Skip to main content

Early retirement for Salmon and Pfingsten after fruitless contract search

Martin Salmon (Team DSM) competes during the 11th Primus Classic 2021
Martin Salmon (Team DSM) competes during the 11th Primus Classic 2021 (Image credit: Getty Images Sport)

Two WorldTour riders, Martin Salmon and Christoph Pfingsten, have called an early end to their careers after finding themselves without a team for 2022.

The German pair did not have their contracts renewed at Team DSM and Jumbo-Visma, respectively, and were unable to find satisfactory options elsewhere. 

Salmon has taken the decision to retire at the age of just 24 and after just two seasons in the professional peloton. The climber came through DSM's development system before graduating to the WorldTour squad in 2020. He rode the Vuelta a España in a pandemic-hit debut season but struggled to make much of an impact in 2021. 

After the new year signalled the official end of his time at DSM, Salmon announced his decision to walk away from the sport at the weekend. 

"As far as I know 'biker' was one of my first words. The pant wetting excitement of standing beside a bike race has remained unchanged for the past 24 years," he said. 

"The joy of propelling yourself forward on two wheels equally, though the ecstasy of a finish line might have clouded that joy with ambition. I have been privileged to call this simple act of motion my profession and I now resign myself to the title of a has been."

The same fate has befallen Pfingsten, although he is 10 years Salmon's senior. The all-rounder, who started out in cyclo-cross, has ridden as a domestique at Jumbo-Visma for the past two seasons, prior to which he spent five years at Bora-Hansgrohe. 

Although he expressed disappointment at being forced to hang up his wheels earlier than expected, Pfingsten looked back fondly on his career in a retirement announcement, picking out his German 'cross title from 2012 and his fourth place on a stage of the 2018 Giro d'Italia as highlights. 

"Today is the day that almost all competitive athletes fear. Because then it's time to say goodbye. After 25 years of competitive sport, an end has come, which I will have with one laughing and one crying eye," he said.

"Weeping because I didn't really want to quit, but unfortunately no new contract was concluded due to various factors. A laughing one, because I can look back on some great moments.

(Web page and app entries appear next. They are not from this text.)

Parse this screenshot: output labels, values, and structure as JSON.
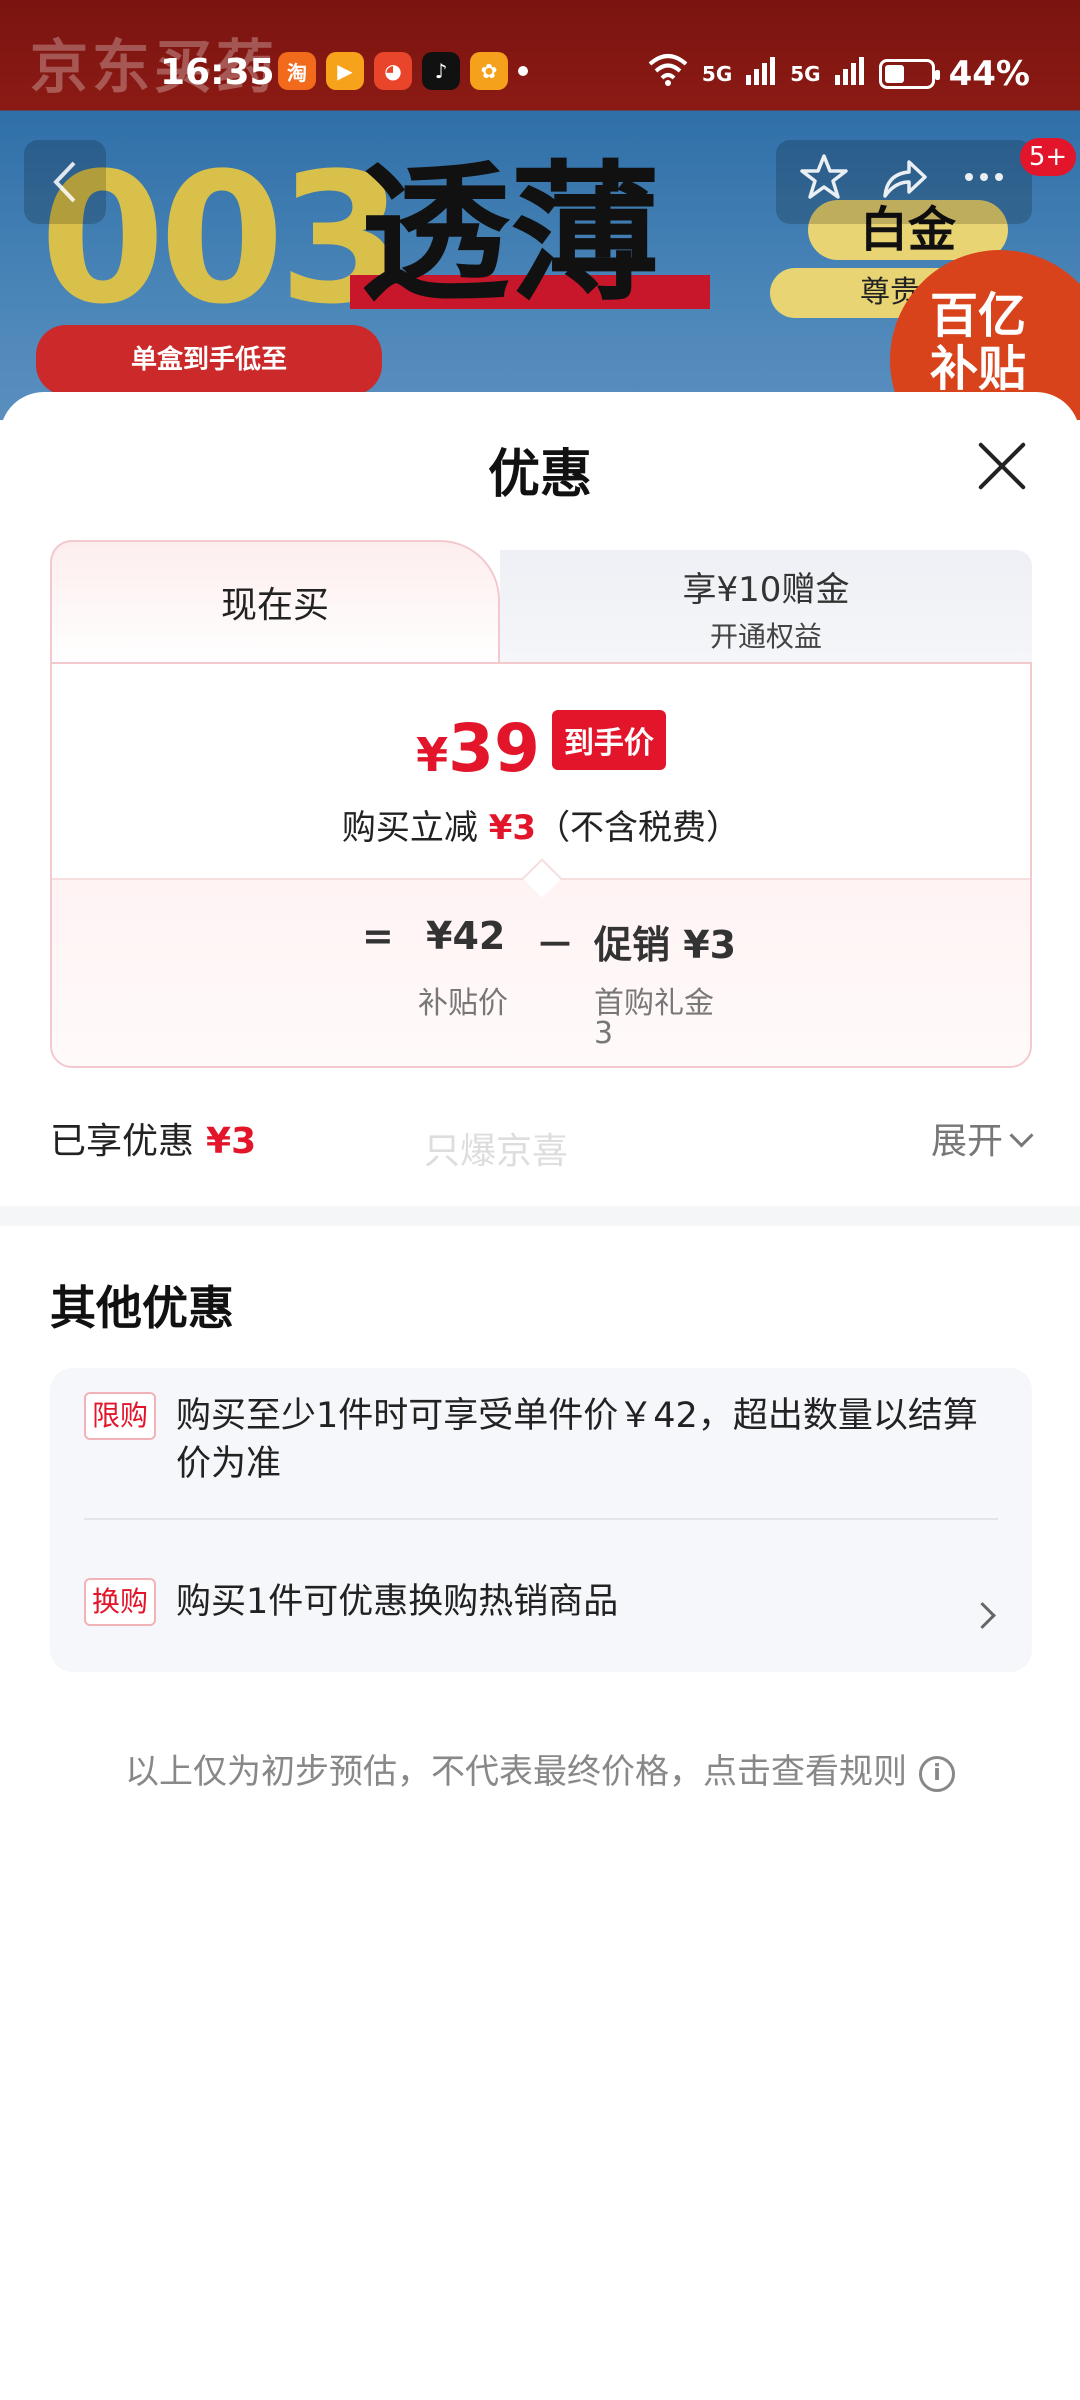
{
  "status_bar": {
    "time": "16:35",
    "signal1": "5G",
    "signal2": "5G",
    "battery": "44%",
    "battery_level": 0.44,
    "apps": [
      "淘",
      "",
      "",
      "",
      ""
    ]
  },
  "banner": {
    "brand": "京东买药",
    "big_text": "003",
    "promo_word": "透薄",
    "pill_text": "单盒到手低至",
    "gold_tag": "白金",
    "gold_sub": "尊贵",
    "subsidy": "百亿\n补贴",
    "cart_badge": "5+"
  },
  "sheet": {
    "title": "优惠",
    "tab_now": "现在买",
    "tab_member_line1": "享¥10赠金",
    "tab_member_line2": "开通权益",
    "price_symbol": "¥",
    "price_value": "39",
    "price_tag": "到手价",
    "desc_prefix": "购买立减",
    "desc_amount": "¥3",
    "desc_suffix": "（不含税费）",
    "calc": {
      "equals": "=",
      "subsidy_price": "¥42",
      "subsidy_label": "补贴价",
      "minus": "－",
      "promo_label": "促销 ¥3",
      "promo_sub": "首购礼金",
      "promo_sub2": "3"
    },
    "enjoyed_label": "已享优惠",
    "enjoyed_amount": "¥3",
    "ghost_text": "只爆京喜",
    "expand_label": "展开"
  },
  "other": {
    "title": "其他优惠",
    "offers": [
      {
        "tag": "限购",
        "text": "购买至少1件时可享受单件价￥42，超出数量以结算价为准"
      },
      {
        "tag": "换购",
        "text": "购买1件可优惠换购热销商品"
      }
    ]
  },
  "footnote": "以上仅为初步预估，不代表最终价格，点击查看规则",
  "colors": {
    "accent": "#e2152b"
  }
}
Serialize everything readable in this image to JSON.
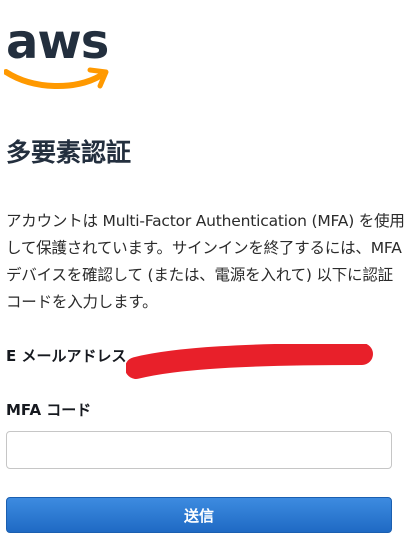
{
  "brand": {
    "logo_text": "aws",
    "logo_color": "#232f3e",
    "smile_color": "#ff9900"
  },
  "page": {
    "title": "多要素認証",
    "description": "アカウントは Multi-Factor Authentication (MFA) を使用して保護されています。サインインを終了するには、MFA デバイスを確認して (または、電源を入れて) 以下に認証コードを入力します。"
  },
  "form": {
    "email_label": "E メールアドレス",
    "mfa_label": "MFA コード",
    "mfa_value": "",
    "submit_label": "送信",
    "button_color": "#1f6ac4"
  },
  "redaction_color": "#e8202a"
}
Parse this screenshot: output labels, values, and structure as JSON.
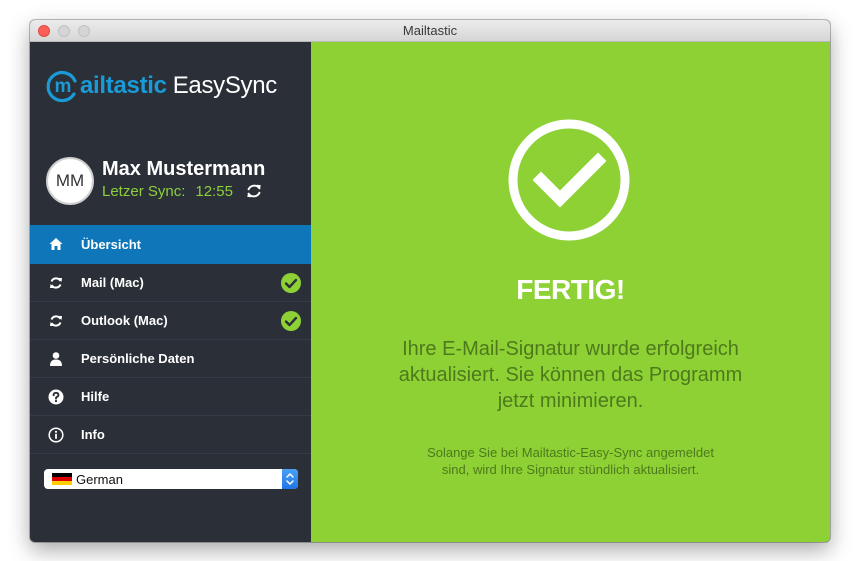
{
  "window": {
    "title": "Mailtastic"
  },
  "brand": {
    "name": "mailtastic",
    "name_rest": "ailtastic",
    "product": "EasySync",
    "color": "#1a9ad6"
  },
  "user": {
    "initials": "MM",
    "name": "Max Mustermann",
    "sync_label": "Letzer Sync:",
    "sync_time": "12:55"
  },
  "nav": {
    "items": [
      {
        "label": "Übersicht",
        "icon": "home-icon",
        "active": true,
        "synced": false
      },
      {
        "label": "Mail (Mac)",
        "icon": "sync-icon",
        "active": false,
        "synced": true
      },
      {
        "label": "Outlook (Mac)",
        "icon": "sync-icon",
        "active": false,
        "synced": true
      },
      {
        "label": "Persönliche Daten",
        "icon": "user-icon",
        "active": false,
        "synced": false
      },
      {
        "label": "Hilfe",
        "icon": "help-icon",
        "active": false,
        "synced": false
      },
      {
        "label": "Info",
        "icon": "info-icon",
        "active": false,
        "synced": false
      }
    ]
  },
  "language": {
    "selected": "German",
    "flag": "flag-germany-icon"
  },
  "main": {
    "status_icon": "checkmark-circle-icon",
    "title": "FERTIG!",
    "message": "Ihre E-Mail-Signatur wurde erfolgreich aktualisiert. Sie können das Programm jetzt minimieren.",
    "note": "Solange Sie bei Mailtastic-Easy-Sync angemeldet sind, wird Ihre Signatur stündlich aktualisiert."
  },
  "colors": {
    "sidebar": "#2b3038",
    "active": "#0f77b9",
    "accent_green": "#8dd135",
    "success_text": "#4e7a1c"
  }
}
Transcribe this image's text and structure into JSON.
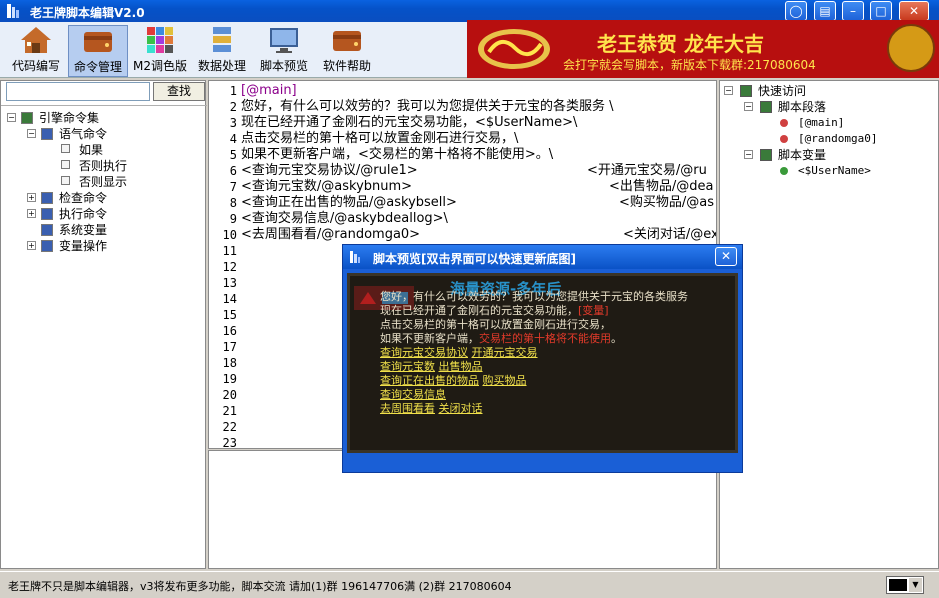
{
  "window": {
    "title": "老王牌脚本编辑V2.0",
    "controls": [
      "◯",
      "▤",
      "–",
      "□",
      "✕"
    ]
  },
  "toolbar": {
    "items": [
      {
        "label": "代码编写",
        "icon": "house-icon"
      },
      {
        "label": "命令管理",
        "icon": "wallet-icon"
      },
      {
        "label": "M2调色版",
        "icon": "palette-icon"
      },
      {
        "label": "数据处理",
        "icon": "database-icon"
      },
      {
        "label": "脚本预览",
        "icon": "monitor-icon"
      },
      {
        "label": "软件帮助",
        "icon": "help-icon"
      }
    ],
    "banner": {
      "line1": "老王恭贺 龙年大吉",
      "line2": "会打字就会写脚本，新版本下载群:217080604"
    }
  },
  "search": {
    "button": "查找",
    "value": ""
  },
  "command_tree": [
    {
      "label": "引擎命令集",
      "level": 0,
      "expander": "−"
    },
    {
      "label": "语气命令",
      "level": 1,
      "expander": "−"
    },
    {
      "label": "如果",
      "level": 2,
      "expander": ""
    },
    {
      "label": "否则执行",
      "level": 2,
      "expander": ""
    },
    {
      "label": "否则显示",
      "level": 2,
      "expander": ""
    },
    {
      "label": "检查命令",
      "level": 1,
      "expander": "+"
    },
    {
      "label": "执行命令",
      "level": 1,
      "expander": "+"
    },
    {
      "label": "系统变量",
      "level": 1,
      "expander": ""
    },
    {
      "label": "变量操作",
      "level": 1,
      "expander": "+"
    }
  ],
  "editor": {
    "line_numbers": [
      "1",
      "2",
      "3",
      "4",
      "5",
      "6",
      "7",
      "8",
      "9",
      "10",
      "11",
      "12",
      "13",
      "14",
      "15",
      "16",
      "17",
      "18",
      "19",
      "20",
      "21",
      "22",
      "23"
    ],
    "lines": [
      {
        "left": "[@main]",
        "right": ""
      },
      {
        "left": "您好，有什么可以效劳的？我可以为您提供关于元宝的各类服务 \\",
        "right": ""
      },
      {
        "left": "现在已经开通了金刚石的元宝交易功能，<$UserName>\\",
        "right": ""
      },
      {
        "left": "点击交易栏的第十格可以放置金刚石进行交易，\\",
        "right": ""
      },
      {
        "left": "如果不更新客户端，<交易栏的第十格将不能使用>。\\",
        "right": ""
      },
      {
        "left": "<查询元宝交易协议/@rule1>",
        "right": "<开通元宝交易/@ru"
      },
      {
        "left": "<查询元宝数/@askybnum>",
        "right": "<出售物品/@dea"
      },
      {
        "left": "<查询正在出售的物品/@askybsell>",
        "right": "<购买物品/@as"
      },
      {
        "left": "<查询交易信息/@askybdeallog>\\",
        "right": ""
      },
      {
        "left": "<去周围看看/@randomga0>",
        "right": "<关闭对话/@ex"
      }
    ]
  },
  "quick_access": [
    {
      "label": "快速访问",
      "level": 0,
      "expander": "−"
    },
    {
      "label": "脚本段落",
      "level": 1,
      "expander": "−"
    },
    {
      "label": "[@main]",
      "level": 2,
      "expander": ""
    },
    {
      "label": "[@randomga0]",
      "level": 2,
      "expander": ""
    },
    {
      "label": "脚本变量",
      "level": 1,
      "expander": "−"
    },
    {
      "label": "<$UserName>",
      "level": 2,
      "expander": ""
    }
  ],
  "preview": {
    "title": "脚本预览[双击界面可以快速更新底图]",
    "close": "✕",
    "watermark": "海量资源-多年后",
    "lines": [
      {
        "text": "您好，有什么可以效劳的？我可以为您提供关于元宝的各类服务"
      },
      {
        "text": "现在已经开通了金刚石的元宝交易功能，",
        "red": "[变量]"
      },
      {
        "text": "点击交易栏的第十格可以放置金刚石进行交易，"
      },
      {
        "text": "如果不更新客户端，",
        "red": "交易栏的第十格将不能使用",
        "tail": "。"
      },
      {
        "link": "查询元宝交易协议",
        "link2": "开通元宝交易"
      },
      {
        "link": "查询元宝数",
        "link2": "出售物品"
      },
      {
        "link": "查询正在出售的物品",
        "link2": "购买物品"
      },
      {
        "link": "查询交易信息",
        "link2": ""
      },
      {
        "link": "去周围看看",
        "link2": "关闭对话"
      }
    ]
  },
  "statusbar": {
    "text": "老王牌不只是脚本编辑器，v3将发布更多功能，脚本交流 请加(1)群 196147706满  (2)群 217080604"
  },
  "colors": {
    "tag": "#8b008b",
    "link": "#f0e04a",
    "red": "#e23a2a"
  }
}
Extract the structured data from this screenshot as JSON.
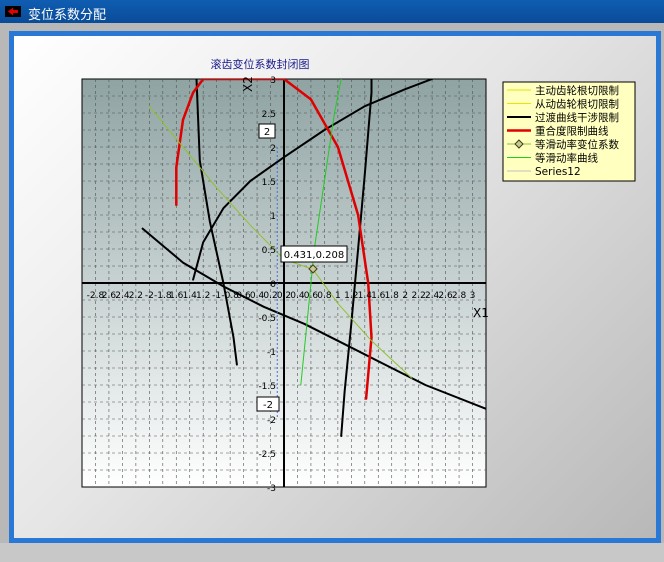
{
  "window": {
    "title": "变位系数分配"
  },
  "colors": {
    "titlebar": "#0a4c98",
    "frame": "#2a78d6"
  },
  "chart_data": {
    "type": "line",
    "title": "滚齿变位系数封闭图",
    "xlabel": "X1",
    "ylabel": "X2",
    "xlim": [
      -3,
      3
    ],
    "ylim": [
      -3,
      3
    ],
    "grid": true,
    "legend_position": "top-right",
    "x_tick_labels": [
      "-2.8",
      "2.6",
      "2.4",
      "2.2",
      "-2",
      "-1.8",
      "1.6",
      "1.4",
      "1.2",
      "-1",
      "-0.8",
      "0.6",
      "0.4",
      "0.2",
      "0.2",
      "0.4",
      "0.6",
      "0.8",
      "1",
      "1.2",
      "1.4",
      "1.6",
      "1.8",
      "2",
      "2.2",
      "2.4",
      "2.6",
      "2.8",
      "3"
    ],
    "y_ticks": [
      3,
      2.5,
      2,
      1.5,
      1,
      0.5,
      0,
      -0.5,
      -1,
      -1.5,
      -2,
      -2.5,
      -3
    ],
    "y_tick_labels": [
      "3",
      "2.5",
      "2",
      "1.5",
      "1",
      "0.5",
      "0",
      "-0.5",
      "-1",
      "-1.5",
      "-2",
      "-2.5",
      "-3"
    ],
    "crosshair": {
      "x": 0.431,
      "y": 0.208,
      "label": "0.431,0.208",
      "y_top_label": "2",
      "y_bottom_label": "-2"
    },
    "series": [
      {
        "name": "主动齿轮根切限制",
        "color": "#e6e600",
        "width": 1,
        "points": []
      },
      {
        "name": "从动齿轮根切限制",
        "color": "#e6e600",
        "width": 1,
        "points": []
      },
      {
        "name": "过渡曲线干涉限制",
        "color": "#000000",
        "width": 2,
        "points": []
      },
      {
        "name": "重合度限制曲线",
        "color": "#e00000",
        "width": 2.5,
        "points": []
      },
      {
        "name": "等滑动率变位系数",
        "color": "#90c030",
        "width": 1,
        "marker": "diamond",
        "points": []
      },
      {
        "name": "等滑动率曲线",
        "color": "#22cc22",
        "width": 1,
        "points": []
      },
      {
        "name": "Series12",
        "color": "#c0c0c0",
        "width": 1,
        "points": []
      }
    ],
    "curves": [
      {
        "series": 2,
        "color": "#000000",
        "width": 2,
        "points": [
          [
            -1.3,
            3
          ],
          [
            -1.25,
            1.8
          ],
          [
            -1.1,
            0.9
          ],
          [
            -0.9,
            0
          ],
          [
            -0.75,
            -0.8
          ],
          [
            -0.7,
            -1.2
          ]
        ]
      },
      {
        "series": 2,
        "color": "#000000",
        "width": 2,
        "points": [
          [
            -1.35,
            0.05
          ],
          [
            -1.2,
            0.6
          ],
          [
            -0.9,
            1.1
          ],
          [
            -0.5,
            1.5
          ],
          [
            0,
            1.85
          ],
          [
            0.6,
            2.25
          ],
          [
            1.2,
            2.6
          ],
          [
            1.8,
            2.85
          ],
          [
            2.2,
            3
          ]
        ]
      },
      {
        "series": 2,
        "color": "#000000",
        "width": 2,
        "points": [
          [
            -2.1,
            0.8
          ],
          [
            -1.5,
            0.3
          ],
          [
            -0.9,
            -0.05
          ],
          [
            -0.3,
            -0.35
          ],
          [
            0.3,
            -0.6
          ],
          [
            0.9,
            -0.9
          ],
          [
            1.5,
            -1.2
          ],
          [
            2.1,
            -1.5
          ],
          [
            3,
            -1.85
          ]
        ]
      },
      {
        "series": 2,
        "color": "#000000",
        "width": 2,
        "points": [
          [
            0.85,
            -2.25
          ],
          [
            0.9,
            -1.6
          ],
          [
            1,
            -0.6
          ],
          [
            1.1,
            0.5
          ],
          [
            1.2,
            1.6
          ],
          [
            1.3,
            2.8
          ],
          [
            1.3,
            3
          ]
        ]
      },
      {
        "series": 3,
        "color": "#e00000",
        "width": 2.5,
        "points": [
          [
            -1.6,
            1.15
          ],
          [
            -1.6,
            1.7
          ],
          [
            -1.5,
            2.4
          ],
          [
            -1.35,
            2.8
          ],
          [
            -1.2,
            3
          ],
          [
            0,
            3
          ],
          [
            0.4,
            2.7
          ],
          [
            0.8,
            2
          ],
          [
            1.1,
            1
          ],
          [
            1.25,
            0
          ],
          [
            1.3,
            -0.8
          ],
          [
            1.22,
            -1.7
          ]
        ]
      },
      {
        "series": 4,
        "color": "#90c030",
        "width": 1,
        "points": [
          [
            -2,
            2.6
          ],
          [
            -1.5,
            2
          ],
          [
            -1,
            1.4
          ],
          [
            -0.5,
            0.85
          ],
          [
            0,
            0.35
          ],
          [
            0.43,
            0.2
          ],
          [
            0.8,
            -0.3
          ],
          [
            1.3,
            -0.85
          ],
          [
            1.9,
            -1.4
          ]
        ]
      },
      {
        "series": 5,
        "color": "#22cc22",
        "width": 1,
        "points": [
          [
            0.25,
            -1.5
          ],
          [
            0.35,
            -0.5
          ],
          [
            0.45,
            0.5
          ],
          [
            0.6,
            1.5
          ],
          [
            0.75,
            2.5
          ],
          [
            0.85,
            3
          ]
        ]
      }
    ]
  }
}
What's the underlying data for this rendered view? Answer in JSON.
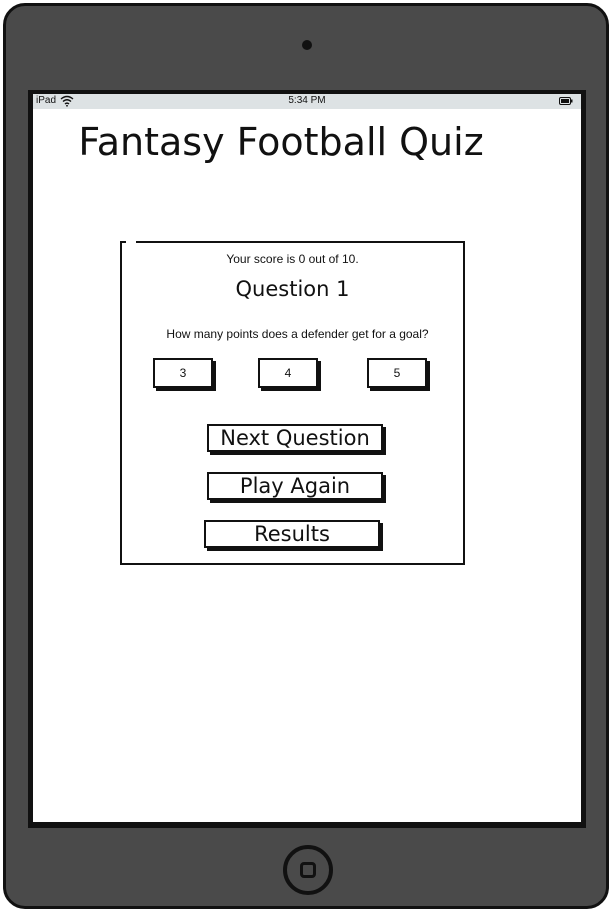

"First and foremost, I would like to thank my wife Gini in particular, who has been by my side for years, but also my entire family, relatives, acquaintances, companions, sponsors and anyone I have forgotten to say THANK YOU for all of you having a share that I have been able to practice this sport for so many years. I was allowed to travel to countries that I would probably never have seen in 'normal' life, I was allowed to get to know special people all over the world and I was able to experience great impressions of food and drink."

Pfingsten hinted that, while his racing days are over, he could remain involved in cycling in the next chapter of his career.

"My father always says: if one door closes, another will open. And who knows where I'm going," he said. 

"Maybe I will stay with the sport in some way. Until then, I wish you all a happy new year, stay tuned to see what I'll be posting here soon."

Thank you for reading 5 articles this month* Join now for unlimited access

Enjoy your first month for just £1 / $1 / €1

*Read 5 free articles per month without a subscription

Join now for unlimited access

Try your first month for just £1 / $1 / €1

Deputy Editor - Europe. Patrick is an NCTJ-trained journalist who has seven years’ experience covering professional cycling. He has a modern languages degree from Durham University and has been able to put it to some use in what is a multi-lingual sport, with a particular focus on French and Spanish-speaking riders. After joining Cyclingnews as a staff writer on the back of work experience, Patrick became Features Editor in 2018 and oversaw significant growth in the site’s long-form and in-depth output. Since 2021 he has been Deputy Editor - Europe, taking more responsibility for the site’s content as a whole, while still writing and - despite a pandemic-induced hiatus - travelling to races around the world. Away from cycling, Patrick spends most of his time playing or watching other forms of sport - football, tennis, trail running, darts, to name a few, but he draws the line at rugby.